The Native American film festival called Native Crossroads will begin on Thursday, February 7th, 2012 http://oudaily.com/events/2013/feb/07/5780/
The film series is the brainchild of a mix of the Native American Studies, Anthropology, History, Literature and Film staff at the University of Oklahoma. Noone at the University had previously attempted to offer Native American subject matter for a film festival. Native Crossroads was reviewed on KGOU member station of National Public Radio http://www.kgou.org/index.php?news-management&action=view_news&news_id=4850
All showings for Native Crossroads are free and open to the public, and some other short films will be shown during daytime hours. Films will be shown at the Sam Nobel Museum of Natural History .http://www.snomnh.ou.edu/
The Thursday night featured works are Up Heartbreak Hill , a film from http://nativetelecom.org/files/erica200.jpg Erica Scharf as the filmmaker. This story focuses on successful High School distance runners relationship together and decisions regarding opportunities they are faced with.
The Friday night featured work will also be followed by a discussion panel, as the topic of First Circle regards the issue of Native Child Adoptions. Made in Oregon and Idaho, the film was shot under the direction of Heather Rae, Russell Friedenberg and Randy Redroad.
The subject of First Circle deals with both the history and current status of the Indian Child Welfare Act ( ICWA) of 1978 http://www.nicwa.org/indian_child_welfare_act/
This federal law and policy came forward second to protests regarding child placements. As with Indian removals ( like the Trail of Tears), children were being removed and placed away from their families and Tribes at an alarming rate prior to the law and abiding collection of policies being passed.
The discussion panel for First Circle will tackle some aspects of Native Adoptions, considering the current review of a famous national case and the legal retention or possible revision of the Indian Child Welfare Act. Dr. Sarah Kastelic http://www.nicwa.org/staff/Sarah_Hicks/ from the ICW office will be one of the speakers featured.

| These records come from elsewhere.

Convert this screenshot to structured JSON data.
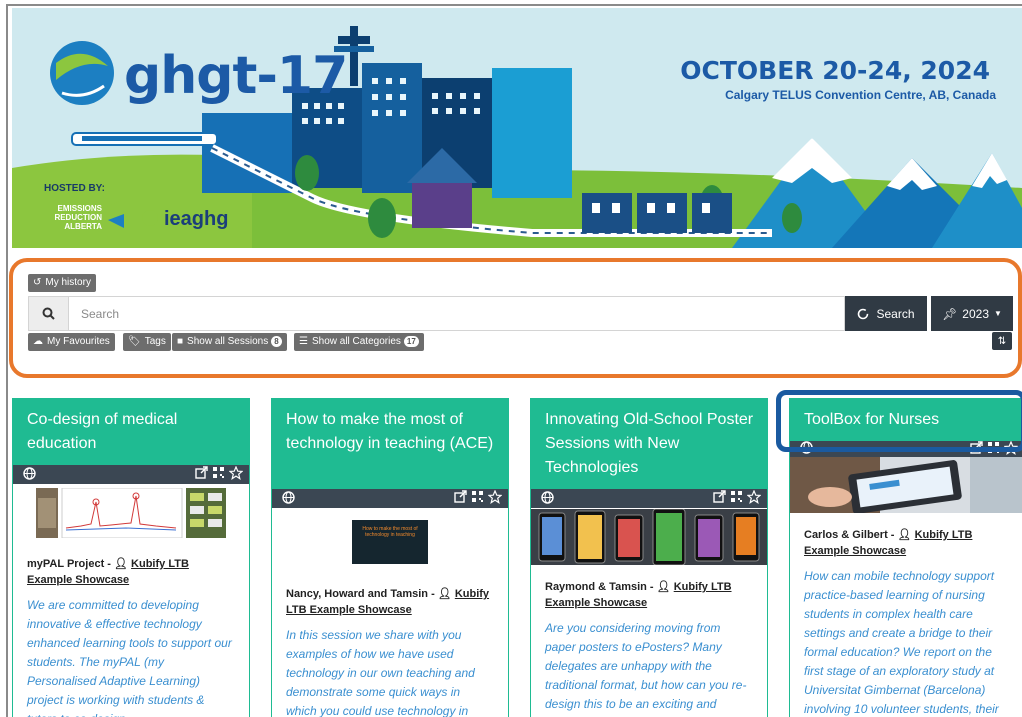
{
  "banner": {
    "brand_name": "ghgt-17",
    "event_date": "OCTOBER 20-24, 2024",
    "event_venue": "Calgary TELUS Convention Centre, AB, Canada",
    "hosted_by": "HOSTED BY:",
    "host_era": "EMISSIONS REDUCTION ALBERTA",
    "host_ieaghg": "ieaghg"
  },
  "toolbar": {
    "history_label": "My history",
    "search_placeholder": "Search",
    "search_button": "Search",
    "year_button": "2023",
    "favourites_label": "My Favourites",
    "tags_label": "Tags",
    "sessions_label": "Show all Sessions",
    "sessions_count": "8",
    "categories_label": "Show all Categories",
    "categories_count": "17"
  },
  "cards": [
    {
      "title": "Co-design of medical education",
      "authors": "myPAL Project - ",
      "showcase": "Kubify LTB Example Showcase",
      "description": "We are committed to developing innovative & effective technology enhanced learning tools to support our students. The myPAL (my Personalised Adaptive Learning) project is working with students & tutors to co-design"
    },
    {
      "title": "How to make the most of technology in teaching (ACE)",
      "thumb_text": "How to make the most of technology in teaching",
      "authors": "Nancy, Howard and Tamsin - ",
      "showcase": "Kubify LTB Example Showcase",
      "description": "In this session we share with you examples of how we have used technology in our own teaching and demonstrate some quick ways in which you could use technology in your own"
    },
    {
      "title": "Innovating Old-School Poster Sessions with New Technologies",
      "authors": "Raymond & Tamsin - ",
      "showcase": "Kubify LTB Example Showcase",
      "description": "Are you considering moving from paper posters to ePosters? Many delegates are unhappy with the traditional format, but how can you re-design this to be an exciting and educationally"
    },
    {
      "title": "ToolBox for Nurses",
      "authors": "Carlos & Gilbert - ",
      "showcase": "Kubify LTB Example Showcase",
      "description": "How can mobile technology support practice-based learning of nursing students in complex health care settings and create a bridge to their formal education? We report on the first stage of an exploratory study at Universitat Gimbernat (Barcelona) involving 10 volunteer students, their"
    }
  ],
  "icons": {
    "globe": "globe-icon",
    "external": "external-link-icon",
    "qr": "qr-code-icon",
    "star": "star-icon",
    "history": "history-icon",
    "cloud": "cloud-icon",
    "tag": "tag-icon",
    "file": "file-icon",
    "list": "list-icon",
    "pin": "pin-icon",
    "sort": "sort-icon",
    "user": "user-icon",
    "search": "search-icon"
  },
  "colors": {
    "teal": "#1fbb92",
    "dark_bar": "#3b4753",
    "button_dark": "#303a44",
    "orange_outline": "#e8782c",
    "blue_outline": "#1a5aa0",
    "description_blue": "#3a8fd0"
  }
}
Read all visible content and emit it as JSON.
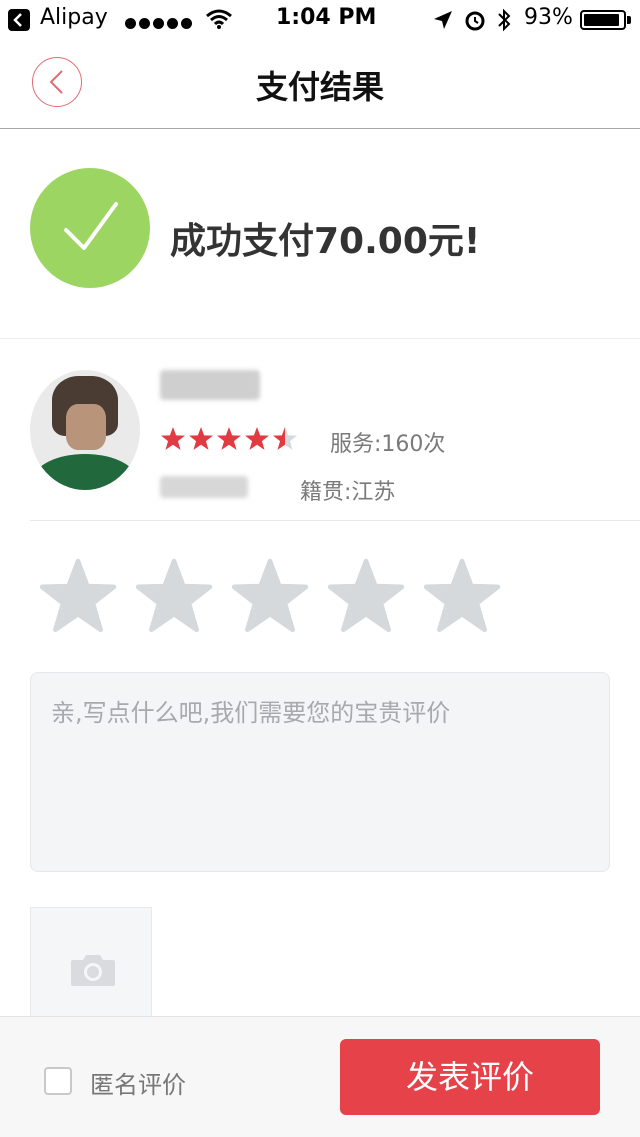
{
  "status_bar": {
    "app_name": "Alipay",
    "time": "1:04 PM",
    "battery_pct": "93%",
    "battery_level": 0.93,
    "icons": [
      "back-arrow-icon",
      "signal-dots-icon",
      "wifi-icon",
      "location-arrow-icon",
      "alarm-icon",
      "bluetooth-icon",
      "battery-icon"
    ]
  },
  "nav": {
    "title": "支付结果",
    "back_icon": "chevron-left-icon"
  },
  "success": {
    "message": "成功支付70.00元!",
    "icon": "checkmark-icon",
    "color": "#9dd562"
  },
  "provider": {
    "rating": 4.5,
    "service_count": "服务:160次",
    "hometown": "籍贯:江苏"
  },
  "rate": {
    "stars_count": 5,
    "selected": 0
  },
  "comment": {
    "placeholder": "亲,写点什么吧,我们需要您的宝贵评价",
    "value": ""
  },
  "photo": {
    "icon": "camera-icon"
  },
  "bottom": {
    "anonymous_label": "匿名评价",
    "anonymous_checked": false,
    "submit_label": "发表评价",
    "accent": "#e64249"
  }
}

Many aspects of the film, family and Tribal culture will be explored in relation to the ICWA.
In recent news reports, Canada references their tribal peoples as indigenous or First Nations. The US references Tribal Members as Native Americans. Both have had recent and remote histories of struggles with regards to rights over tribe, family life and land.
Both First Nations and Native Americans refers to persons who have tribal membership or tribal affiliations in either group. Oklahoma has one of the largest US densities of Native Americans, and is often referred to as Indian Country. There are probably more tribes than most people realize. http://500nations.com/tribes/Tribes_State-by-State.asp Tribes are managed under the Bureau of Indian Affairs or the BIA http://www.bia.gov/WhoWeAre/BIA/OIS/TribalGovernmentServices/TribalDirec…
All that said, Native Americans still only make up 1.2% of the US population. http://quickfacts.census.gov/qfd/states/00000.html, which will surely be part of the focused discussion after either film.
Native Crossroads is a welcome art and educational forum, the first hopefully of many.
++++++ http://snaptwig.com/article/off-the-chain-santa-fe-south-high-school… if you want to see the live positive influence of an Oklahoma University Alum and education on Native America, try following this greater OKC area HS teacher, his navigational journey for higher education for self and and his students using both sports and education to meet a goal.
http://www.pbs.org/pov/upheartbreakhill/ this is the link for the PBS documentary.